    But law promises to treat everybody equally. Do the advantages of wealth stop at law’s door...

  7. 4 THE ORGANIZATIONAL DIMENSION
    (pp. 63-90)

    As he enters the room, he knows what awaits him. resistance is useless. He cannot escape; there are simply too many of them, and there is nowhere to hide anyway. Hands take hold of him and strap him tightly. Now he cannot move. They have total control over him. They set to work quickly, efficiently, and without malice. They follow a strict protocol, their actions being exquisitely coordinated toward a single end. They begin to kill him, deliberately and methodically. This is not their first time to take life. They make no attempt to conceal their intentions or their actions....

  8. 5 THE RADIAL DIMENSION
    (pp. 91-108)

    Gilbert, or “Beto” as he was widely known, began living on the streets of Rio de Janeiro at the age of four. By the time he was sixteen he was a leader among the homeless kids. The police harassed him constantly. Following his arrest one day, representatives from a church organization went to the police station and demanded that he be released, claiming that he was being illegally detained in the same place as adults. After his supporters obtained a warrant, the police chief reluctantly let the boy go, saying, “you got him out of prison but you haven’t saved...

  9. 6 THE NORMATIVE DIMENSION
    (pp. 109-131)

    Bob worked at the weekend in the garden of a wealthy 80-year-old lady named Mrs. Smith. Lately, a man named Danny had started to live with Bob and his wife. One Friday afternoon, as Danny was painting Bob’s front porch, Bob approached him with a proposition. He knew that Mrs. Smith had money and jewelry in her house. If he kept the old lady busy, Danny could search for and take her valuables; they would split the proceeds fifty-fifty. Danny agreed to the plan.

    The two men drove to Mrs. Smith’s house, with Danny concealing himself by lying down on...

  10. 7 THE CULTURAL DIMENSION
    (pp. 132-155)

    Around the year 1317—the exact date is unknown—the king of the Irish province of Ulster, Donal O’Neill, composed a remonstrance, or formal letter of complaint, to Pope John XXII. Writing on behalf of the chiefs and people of Ireland, O’Neill complained of the cruel and unjust manner in which the English were ruling his land (Duffy 1998: 480). Among his grievances was that no Englishman “is punished for the murder of an Irishman, even the most eminent.” “The English of Ireland,” the complaint continued, “differ so widely in their principles of morality from those of England and all...

  11. 8 THE RELATIONAL DIMENSION
    (pp. 156-184)

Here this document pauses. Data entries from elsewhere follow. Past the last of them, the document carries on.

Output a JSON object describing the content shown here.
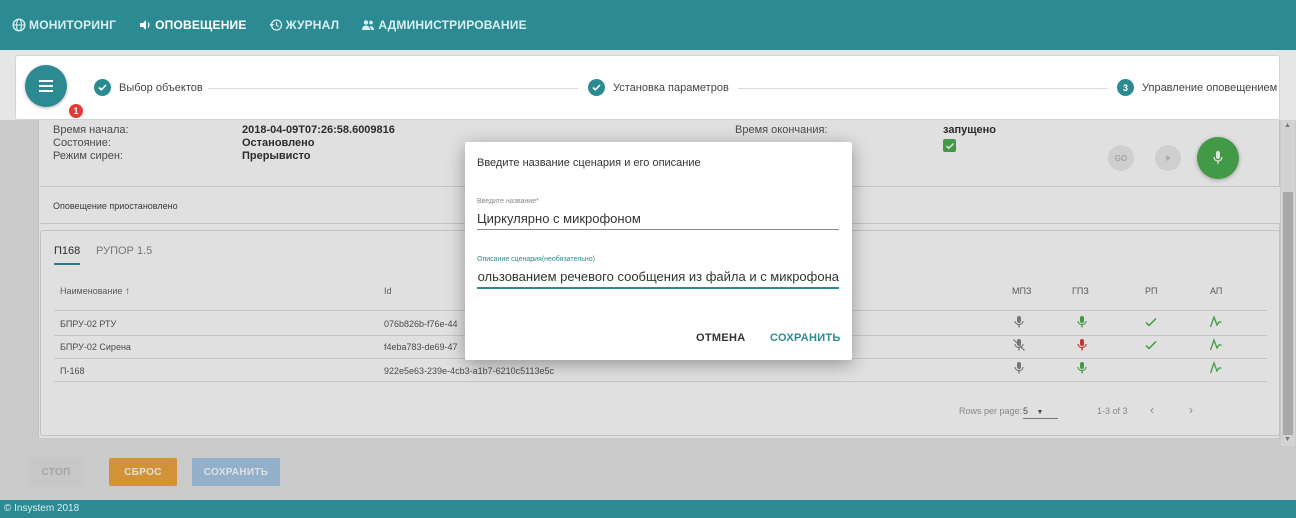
{
  "nav": {
    "items": [
      {
        "label": "МОНИТОРИНГ",
        "icon": "globe-icon"
      },
      {
        "label": "ОПОВЕЩЕНИЕ",
        "icon": "speaker-icon"
      },
      {
        "label": "ЖУРНАЛ",
        "icon": "history-icon"
      },
      {
        "label": "АДМИНИСТРИРОВАНИЕ",
        "icon": "users-icon"
      }
    ],
    "active": "ОПОВЕЩЕНИЕ"
  },
  "stepper": {
    "badge": "1",
    "steps": [
      {
        "label": "Выбор объектов",
        "state": "done"
      },
      {
        "label": "Установка параметров",
        "state": "done"
      },
      {
        "label": "Управление оповещением",
        "state": "current",
        "number": "3"
      }
    ]
  },
  "info": {
    "start_label": "Время начала:",
    "start_value": "2018-04-09T07:26:58.6009816",
    "state_label": "Состояние:",
    "state_value": "Остановлено",
    "siren_label": "Режим сирен:",
    "siren_value": "Прерывисто",
    "end_label": "Время окончания:",
    "status_value": "запущено",
    "go_label": "GO"
  },
  "notice": "Оповещение приостановлено",
  "tabs": [
    "П168",
    "РУПОР 1.5"
  ],
  "table": {
    "columns": [
      "Наименование",
      "Id",
      "МПЗ",
      "ГПЗ",
      "РП",
      "АП"
    ],
    "rows": [
      {
        "name": "БПРУ-02 РТУ",
        "id": "076b826b-f76e-44"
      },
      {
        "name": "БПРУ-02 Сирена",
        "id": "f4eba783-de69-47"
      },
      {
        "name": "П-168",
        "id": "922e5e63-239e-4cb3-a1b7-6210c5113e5c"
      }
    ],
    "rows_per_page_label": "Rows per page:",
    "rows_per_page": "5",
    "range": "1-3 of 3"
  },
  "buttons": {
    "stop": "СТОП",
    "reset": "СБРОС",
    "save": "СОХРАНИТЬ"
  },
  "footer": "© Insystem 2018",
  "dialog": {
    "title": "Введите название сценария и его описание",
    "name_label": "Введите название*",
    "name_value": "Циркулярно с микрофоном",
    "desc_label": "Описание сценария(необязательно)",
    "desc_value": "Циркулярное оповещение с использованием речевого сообщения из файла и с микрофона",
    "cancel": "ОТМЕНА",
    "save": "СОХРАНИТЬ"
  },
  "colors": {
    "accent": "#2c8b92",
    "success": "#4caf50",
    "danger": "#e53935",
    "warning": "#f0a840",
    "save_disabled": "#a7c9e6"
  }
}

    The speaker of these lines is Claudius, brother and murderer of the king of Denmark in Shakespeare’s classic play,Hamlet.In a moment of clarity, Claudius is struck by the affinities of his act with the biblical slaying of abel by Cain. Suddenly, he understands the sheer evil of what he has done. He has not just taken a life; he has murdered a kinsman, a family member, a brother. His is not just an offense, but the very worst kind of iniquity, so putrid it stinks to Heaven itself.

    Claudius’s insight uncovers a common, perhaps even universal, view of...

  12. CONCLUSION
    (pp. 185-202)

    Stand back from the details of particular cases, and the most striking feature of conflict management is its sheer variability. Human societies subject offenders, rule-breakers, deviants to a remarkably wide array of sanctions, even for the same act of wrongdoing, such as homicide. The critical scientific question is “Why?” Why do law and popular justice produce such divergent results across cases?

    Traditional legal and moral theory holds that case outcomes vary because the parties’ state of mind and conduct varies. In homicide cases we therefore need look no further than the degree of intentionality and aggressiveness with which killers acted...

  13. NOTES
    (pp. 203-216)
  14. REFERENCES
    (pp. 217-240)
  15. INDEX
    (pp. 241-254)